Filter the entries for the string "Widgets". Copy each line that has it.

Material provided:
=== Begin Enclosure ===
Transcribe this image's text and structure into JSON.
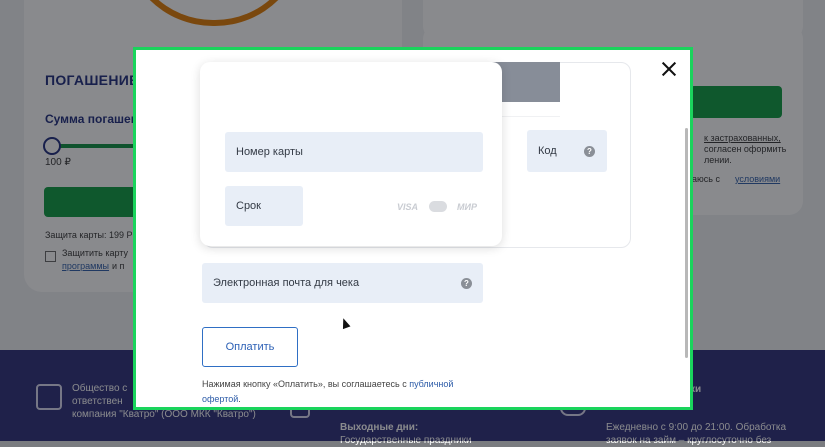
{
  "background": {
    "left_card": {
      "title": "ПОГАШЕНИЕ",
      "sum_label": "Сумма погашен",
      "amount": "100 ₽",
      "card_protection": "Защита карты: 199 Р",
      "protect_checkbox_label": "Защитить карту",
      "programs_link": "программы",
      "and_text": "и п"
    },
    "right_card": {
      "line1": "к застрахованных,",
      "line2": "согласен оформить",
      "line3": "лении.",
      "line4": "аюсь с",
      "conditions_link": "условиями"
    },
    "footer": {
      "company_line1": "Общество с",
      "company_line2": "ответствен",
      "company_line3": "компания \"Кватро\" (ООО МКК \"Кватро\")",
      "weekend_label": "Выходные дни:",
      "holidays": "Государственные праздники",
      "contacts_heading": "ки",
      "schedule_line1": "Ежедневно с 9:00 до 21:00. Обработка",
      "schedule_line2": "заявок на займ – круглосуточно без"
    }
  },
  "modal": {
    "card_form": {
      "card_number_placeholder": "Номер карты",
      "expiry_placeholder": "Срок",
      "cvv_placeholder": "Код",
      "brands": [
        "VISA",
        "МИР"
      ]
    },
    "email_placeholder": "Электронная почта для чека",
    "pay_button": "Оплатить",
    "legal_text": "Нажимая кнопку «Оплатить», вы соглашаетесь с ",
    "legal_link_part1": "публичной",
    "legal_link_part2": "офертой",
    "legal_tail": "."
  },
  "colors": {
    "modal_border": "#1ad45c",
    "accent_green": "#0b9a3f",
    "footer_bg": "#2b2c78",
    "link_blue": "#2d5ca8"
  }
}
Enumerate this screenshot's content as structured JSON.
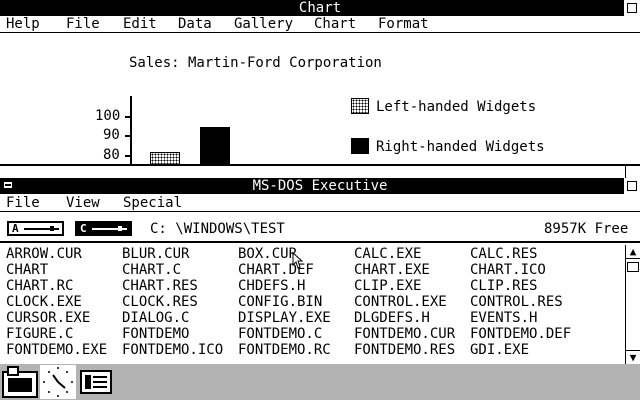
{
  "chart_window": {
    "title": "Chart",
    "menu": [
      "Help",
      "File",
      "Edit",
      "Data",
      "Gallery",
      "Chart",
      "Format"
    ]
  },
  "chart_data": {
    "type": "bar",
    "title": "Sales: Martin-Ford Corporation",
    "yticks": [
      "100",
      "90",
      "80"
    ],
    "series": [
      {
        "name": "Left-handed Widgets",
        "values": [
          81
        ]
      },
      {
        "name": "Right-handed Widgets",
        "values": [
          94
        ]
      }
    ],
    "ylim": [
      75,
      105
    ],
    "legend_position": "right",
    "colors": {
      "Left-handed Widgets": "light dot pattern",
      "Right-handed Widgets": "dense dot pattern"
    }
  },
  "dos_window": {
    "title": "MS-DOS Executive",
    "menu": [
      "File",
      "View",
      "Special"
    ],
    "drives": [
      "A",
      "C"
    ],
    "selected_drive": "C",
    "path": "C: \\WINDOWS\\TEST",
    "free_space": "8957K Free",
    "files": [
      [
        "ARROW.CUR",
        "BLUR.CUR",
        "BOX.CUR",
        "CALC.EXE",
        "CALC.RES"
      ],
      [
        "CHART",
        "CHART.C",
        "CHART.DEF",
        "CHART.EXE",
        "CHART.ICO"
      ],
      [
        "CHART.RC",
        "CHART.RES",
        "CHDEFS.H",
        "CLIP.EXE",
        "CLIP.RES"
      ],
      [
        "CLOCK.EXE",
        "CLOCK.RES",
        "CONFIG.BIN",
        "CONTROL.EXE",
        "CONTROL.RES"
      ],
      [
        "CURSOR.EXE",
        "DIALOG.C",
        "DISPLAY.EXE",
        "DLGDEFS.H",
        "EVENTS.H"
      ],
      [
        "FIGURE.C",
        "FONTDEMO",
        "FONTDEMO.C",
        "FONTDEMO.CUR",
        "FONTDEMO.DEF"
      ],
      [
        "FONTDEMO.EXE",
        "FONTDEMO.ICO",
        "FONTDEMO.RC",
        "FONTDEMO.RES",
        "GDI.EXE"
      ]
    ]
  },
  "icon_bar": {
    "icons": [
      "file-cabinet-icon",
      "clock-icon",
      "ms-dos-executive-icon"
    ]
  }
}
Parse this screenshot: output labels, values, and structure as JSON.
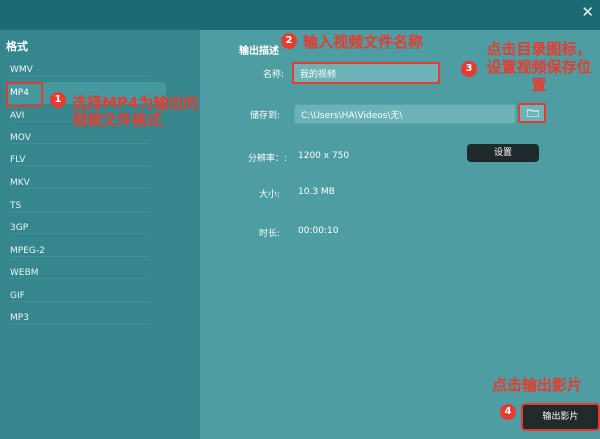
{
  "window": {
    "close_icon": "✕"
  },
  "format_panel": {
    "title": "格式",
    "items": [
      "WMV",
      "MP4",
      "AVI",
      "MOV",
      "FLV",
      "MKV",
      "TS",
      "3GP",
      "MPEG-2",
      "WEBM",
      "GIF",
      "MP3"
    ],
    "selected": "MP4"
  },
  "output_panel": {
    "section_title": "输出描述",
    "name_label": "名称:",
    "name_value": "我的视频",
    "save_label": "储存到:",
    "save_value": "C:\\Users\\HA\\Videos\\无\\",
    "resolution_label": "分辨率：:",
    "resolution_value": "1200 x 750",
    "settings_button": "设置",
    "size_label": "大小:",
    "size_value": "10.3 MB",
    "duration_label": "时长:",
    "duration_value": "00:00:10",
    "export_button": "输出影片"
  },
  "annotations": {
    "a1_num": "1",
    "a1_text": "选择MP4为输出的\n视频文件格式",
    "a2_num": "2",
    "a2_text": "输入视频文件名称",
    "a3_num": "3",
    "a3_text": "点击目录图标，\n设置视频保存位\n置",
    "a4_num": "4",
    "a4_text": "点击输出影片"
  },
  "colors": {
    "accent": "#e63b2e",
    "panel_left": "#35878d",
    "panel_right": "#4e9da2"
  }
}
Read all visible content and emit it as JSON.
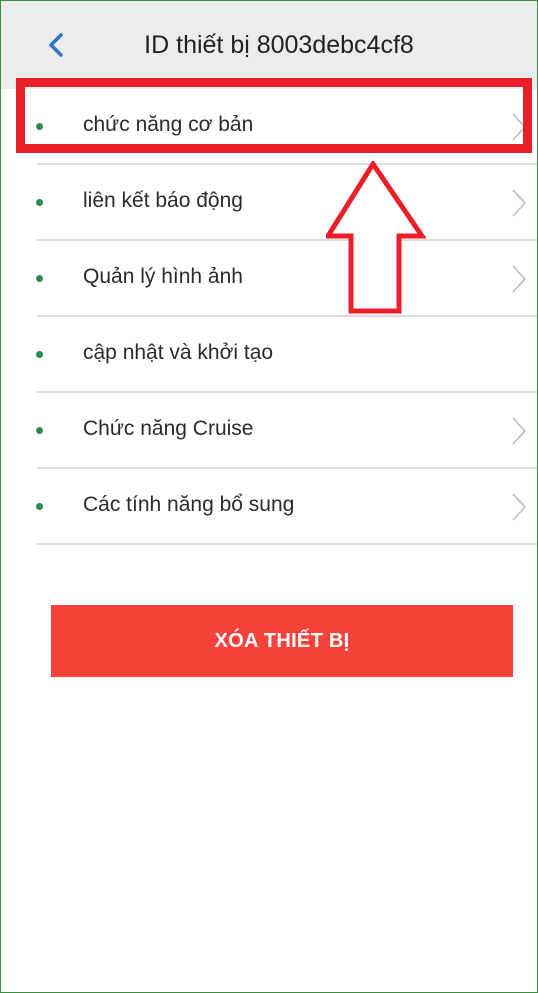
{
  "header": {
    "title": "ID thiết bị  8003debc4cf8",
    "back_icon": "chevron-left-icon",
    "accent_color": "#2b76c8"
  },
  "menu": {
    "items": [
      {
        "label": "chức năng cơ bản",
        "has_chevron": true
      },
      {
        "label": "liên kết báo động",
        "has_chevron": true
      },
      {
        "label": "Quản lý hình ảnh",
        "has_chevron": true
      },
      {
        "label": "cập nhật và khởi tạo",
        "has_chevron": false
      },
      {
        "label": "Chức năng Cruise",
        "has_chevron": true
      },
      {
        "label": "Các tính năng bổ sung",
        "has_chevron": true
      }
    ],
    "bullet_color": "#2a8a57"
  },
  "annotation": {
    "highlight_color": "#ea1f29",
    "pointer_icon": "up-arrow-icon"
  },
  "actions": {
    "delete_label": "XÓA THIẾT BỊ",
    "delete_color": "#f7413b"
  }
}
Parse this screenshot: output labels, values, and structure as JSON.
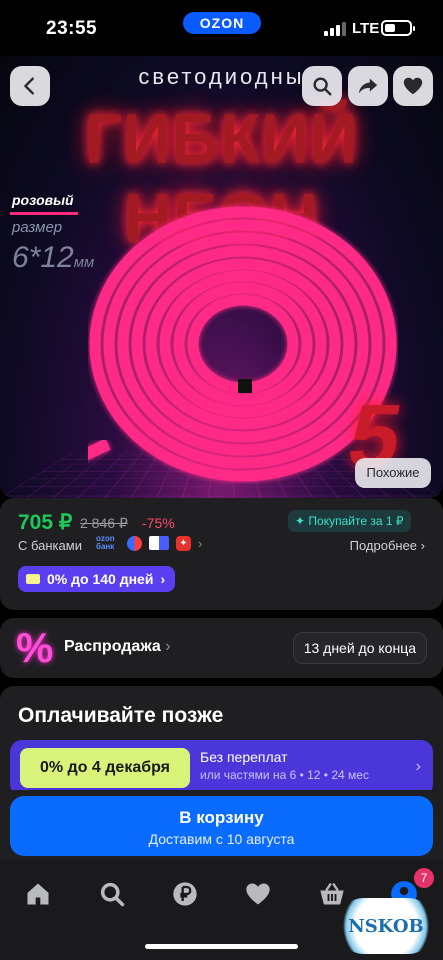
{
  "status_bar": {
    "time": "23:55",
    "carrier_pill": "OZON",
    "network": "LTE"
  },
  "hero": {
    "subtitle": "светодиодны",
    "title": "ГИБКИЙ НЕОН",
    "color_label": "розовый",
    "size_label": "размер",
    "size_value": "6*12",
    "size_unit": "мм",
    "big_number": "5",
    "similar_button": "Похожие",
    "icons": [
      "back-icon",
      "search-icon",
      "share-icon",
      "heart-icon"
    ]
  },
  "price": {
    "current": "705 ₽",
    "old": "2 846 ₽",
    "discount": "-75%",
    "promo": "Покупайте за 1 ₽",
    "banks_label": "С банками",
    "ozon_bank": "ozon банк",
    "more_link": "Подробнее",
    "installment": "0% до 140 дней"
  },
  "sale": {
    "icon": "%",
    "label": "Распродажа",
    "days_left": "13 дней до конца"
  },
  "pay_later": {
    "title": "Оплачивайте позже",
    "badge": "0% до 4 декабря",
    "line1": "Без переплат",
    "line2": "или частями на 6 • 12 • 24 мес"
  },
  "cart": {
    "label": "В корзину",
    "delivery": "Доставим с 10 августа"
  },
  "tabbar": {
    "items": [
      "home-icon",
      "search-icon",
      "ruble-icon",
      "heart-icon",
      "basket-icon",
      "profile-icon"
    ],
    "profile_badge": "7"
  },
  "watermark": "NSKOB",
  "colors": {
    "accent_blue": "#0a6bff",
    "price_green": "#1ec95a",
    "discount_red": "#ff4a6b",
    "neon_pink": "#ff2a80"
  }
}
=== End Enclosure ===
Answer to the problem:
        "name": "Left-handed Widgets",
        "name": "Right-handed Widgets",
      "Left-handed Widgets": "light dot pattern",
      "Right-handed Widgets": "dense dot pattern"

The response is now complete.